Clean diesel, like clean coal, might just be headed for the scrap heap of environmental history.
Volkswagen’s stunning revelation that it cheated air pollution control rules in order to get better performance and better mileage from 11 million vehicles has sent its stock price plunging. It faces perhaps as much as $37,000 per vehicle or something like $18 billion in fines, a criminal probe is under way and customers are in a mood to punish the company.
This is a shocking reversal for a company that has challenged Toyota and GM for the No. 1 spot among global automakers. Its luxury brand, Audi, has been going toe-to-toe with Daimler and BMW to be on top. And it has claimed superiority in drive train technology, to the befuddlement of car makers in Japan and South Korea.

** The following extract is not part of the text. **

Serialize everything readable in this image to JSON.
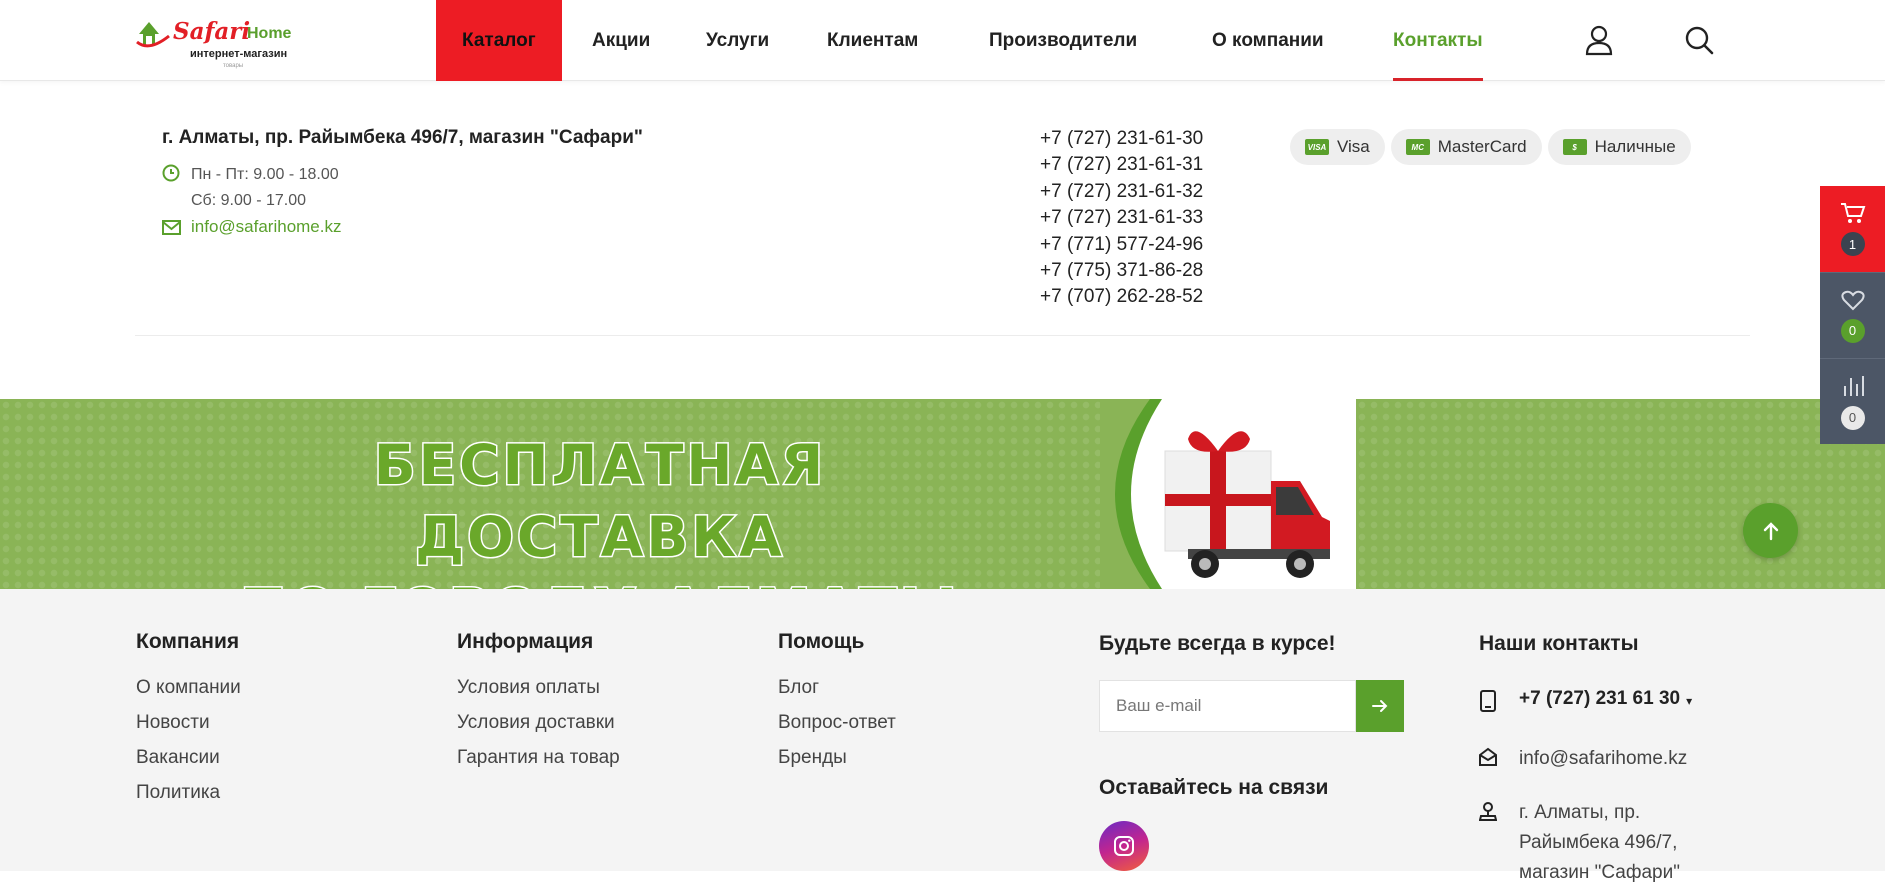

Now it all lies in ruins. There is no easy way back for VW, its management or its shareholders. Customers are going to be deeply skeptical of its claims that “German engineering” is superior. Except, of course, when it comes to building software that enables cars to game EPA pollution tests.
There are two deeper problems here. The first is that high-polluting energy sources such as coal and diesel fuel are really hard to scrub free of greenhouse gas emissions.
VW would have been far better off to have admitted that, adjust mileage and maintenance requirements to the true cost of diesel operations and let the marketplace judge if its cars were worth it. Likewise, the coal industry has to stop writing off the true cost of its greenhouse gas emissions and other pollutants on health and the climate.
The second is that very large companies are prone to make very large mistakes. Safety related problems at GM and Toyota have cost lives and billions of dollars. The financial crisis, one could argue, came about because very large companies were able to originate unsustainable loans, gain AAA ratings and market them because there was no competitor large enough to raise questions about their viability.
Is VW big enough to come back? Or simply too big to fail? We’re going to find out. Meanwhile, any promise of clean diesel has been severely undercut.
Transparency for nonprofits
Attorney General Kamala Harris says California has taken a step toward helping the public understand what charities are doing when they hire commercial fundraisers.
AB556, authored by Assembly member Jacqui Irwin, a Thousand Oaks Democrat, requires better disclosure about the use of commercial fundraising counsel from the for-profit sector and it extends the statute of limitation for bringing cases.
Nonprofit operators often forget, or choose to overlook, the fact that the people of California own their organizations. AB556 sends a reminder about who is the ultimate boss when it comes to charitable fundraising.
• Contact Henry Dubroff at [email protected]